[Stored records]
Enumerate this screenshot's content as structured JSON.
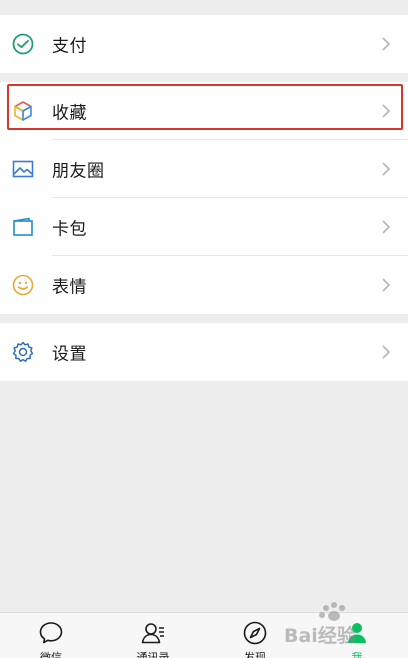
{
  "menu": {
    "pay": "支付",
    "favorites": "收藏",
    "moments": "朋友圈",
    "cards": "卡包",
    "stickers": "表情",
    "settings": "设置"
  },
  "tabbar": {
    "chats": "微信",
    "contacts": "通讯录",
    "discover": "发现",
    "me": "我",
    "active": "me"
  },
  "colors": {
    "highlight": "#d9352b",
    "accent": "#07c160",
    "background": "#ededed"
  },
  "watermark": "Bai经验"
}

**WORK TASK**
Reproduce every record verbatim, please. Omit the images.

**SOLVED PROBLEM**
Enumerate this screenshot's content as structured JSON.
{
  "menu": {
    "pay": "支付",
    "favorites": "收藏",
    "moments": "朋友圈",
    "cards": "卡包",
    "stickers": "表情",
    "settings": "设置"
  },
  "tabbar": {
    "chats": "微信",
    "contacts": "通讯录",
    "discover": "发现",
    "me": "我",
    "active": "me"
  },
  "colors": {
    "highlight": "#d9352b",
    "accent": "#07c160",
    "background": "#ededed"
  },
  "watermark": "Bai经验"
}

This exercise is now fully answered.